The jump comes on the heels of an overall increase in shooting violence, with 39 additional homicides as a city versus last year and 101 additional shooting victims from 2019, according to Moore.
“This is a pace of shooting and violence that we’ve not seen in years, and it has grown from an effort that began (and) issues that we saw in June and July, and now has continued to accelerate,” he said.
According to Moore, so far this year, 40 people under 18 years of age have been shooting victims, including nine of whom were under 10 years of age.
“This is violence that’s impacting not just people standing on a corner against other individuals standing on a corner. This is violence that is hitting our very young and our very innocent,” said Moore.
Police, city and church leaders spoke out about the uptick in violent crime, pleading with the community to work with them.
Some of the increase in violence could be attributed to the coronavirus pandemic and associated stress felt by the community, particularly social distancing.
“We are social animals,” Moore said. “We exist as an entity that works better when we work together. And this pandemic is interrupting all of that. And it’s assisting — in my belief — to fueling that, not just here in Los Angeles but across the country.”
Moore – who was accompanied at the news conference by Los Angeles officials and community members he referred to as a “coalition” working with law enforcement to address the problems of violence – called on the City Council to continue to invest not only in the LAPD but also in “their intervention and prevention efforts.”
Downs added: “We have little kids, 10 year olds, getting into gangs. That’s not right. Ten-year-olds should be in school. They should have fun and go outside and feel safe and protected, not being confronted by someone or being in the wrong place at the wrong time.”

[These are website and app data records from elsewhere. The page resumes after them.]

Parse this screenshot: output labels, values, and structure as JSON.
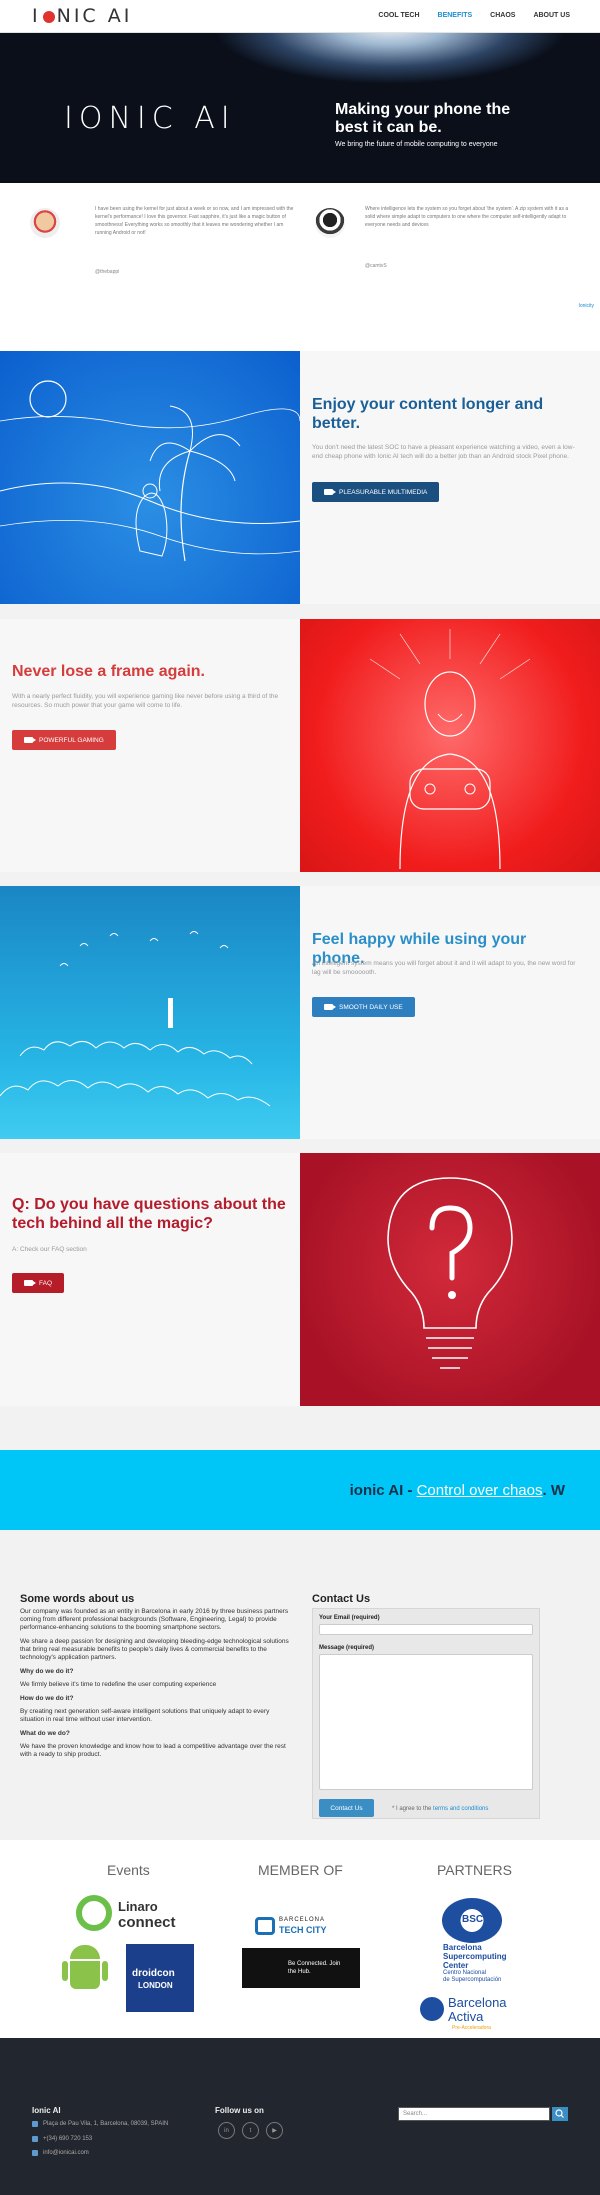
{
  "header": {
    "logo_left": "I",
    "logo_right": "NIC AI",
    "nav": [
      "COOL TECH",
      "BENEFITS",
      "CHAOS",
      "ABOUT US"
    ],
    "active_index": 1
  },
  "hero": {
    "logo": "IONIC AI",
    "title": "Making your phone the best it can be.",
    "subtitle": "We bring the future of mobile computing to everyone"
  },
  "testimonials": {
    "items": [
      {
        "quote": "I have been using the kernel for just about a week or so now, and I am impressed with the kernel's performance! I love this governor. Fast sapphire, it's just like a magic button of smoothness! Everything works so smoothly that it leaves me wondering whether I am running Android or not!",
        "handle": "@thebappi"
      },
      {
        "quote": "Where intelligence lets the system so you forget about 'the system'. A zip system with it as a solid where simple adapt to computers to one where the computer self-intelligently adapt to everyone needs and devices",
        "handle": "@camtvS"
      }
    ],
    "more": "Ionicity"
  },
  "features": [
    {
      "title": "Enjoy your content longer and better.",
      "desc": "You don't need the latest SOC to have a pleasant experience watching a video, even a low-end cheap phone with Ionic AI tech will do a better job than an Android stock Pixel phone.",
      "button": "PLEASURABLE MULTIMEDIA"
    },
    {
      "title": "Never lose a frame again.",
      "desc": "With a nearly perfect fluidity, you will experience gaming like never before using a third of the resources. So much power that your game will come to life.",
      "button": "POWERFUL GAMING"
    },
    {
      "title": "Feel happy while using your phone.",
      "desc": "An intelligent system means you will forget about it and it will adapt to you, the new word for lag will be smoooooth.",
      "button": "SMOOTH DAILY USE"
    },
    {
      "title": "Q: Do you have questions about the tech behind all the magic?",
      "desc": "A: Check our FAQ section",
      "button": "FAQ"
    }
  ],
  "banner": {
    "brand": "ionic AI - ",
    "link": "Control over chaos",
    "tail": ". W"
  },
  "about": {
    "heading": "Some words about us",
    "paragraphs": [
      "Our company was founded as an entity in Barcelona in early 2016 by three business partners coming from different professional backgrounds (Software, Engineering, Legal) to provide performance-enhancing solutions to the booming smartphone sectors.",
      "We share a deep passion for designing and developing bleeding-edge technological solutions that bring real measurable benefits to people's daily lives & commercial benefits to the technology's application partners."
    ],
    "qa": [
      {
        "q": "Why do we do it?",
        "a": "We firmly believe it's time to redefine the user computing experience"
      },
      {
        "q": "How do we do it?",
        "a": "By creating next generation self-aware intelligent solutions that uniquely adapt to every situation in real time without user intervention."
      },
      {
        "q": "What do we do?",
        "a": "We have the proven knowledge and know how to lead a competitive advantage over the rest with a ready to ship product."
      }
    ]
  },
  "contact": {
    "heading": "Contact Us",
    "email_label": "Your Email (required)",
    "message_label": "Message (required)",
    "submit": "Contact Us",
    "terms_prefix": "* I agree to the ",
    "terms_link": "terms and conditions"
  },
  "partners": {
    "events": "Events",
    "member": "MEMBER OF",
    "partners": "PARTNERS",
    "linaro_1": "Linaro",
    "linaro_2": "connect",
    "droidcon_1": "droidcon",
    "droidcon_2": "LONDON",
    "tech_city_1": "BARCELONA",
    "tech_city_2": "TECH CITY",
    "hub": "Be Connected. Join the Hub.",
    "bsc_logo": "BSC",
    "bsc_1": "Barcelona",
    "bsc_2": "Supercomputing",
    "bsc_3": "Center",
    "bsc_4": "Centro Nacional",
    "bsc_5": "de Supercomputación",
    "activa_1": "Barcelona",
    "activa_2": "Activa",
    "activa_3": "Pre-Acceleradora"
  },
  "footer": {
    "brand": "Ionic AI",
    "address": "Plaça de Pau Vila, 1, Barcelona, 08039, SPAIN",
    "phone": "+(34) 690 720 153",
    "email": "info@ionicai.com",
    "follow": "Follow us on",
    "search_placeholder": "Search..."
  },
  "colors": {
    "accent_blue": "#1b8dd1",
    "dark_blue_btn": "#1a4f80",
    "red": "#d63c3c",
    "cyan": "#00c5f7",
    "title_blue": "#1b5f97",
    "footer_bg": "#22262e"
  }
}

Both men also said they believe having consistent community dialogue with police is necessary.
“Anytime someone wants to come and listen, that’s a positive thing,” Tolliver said.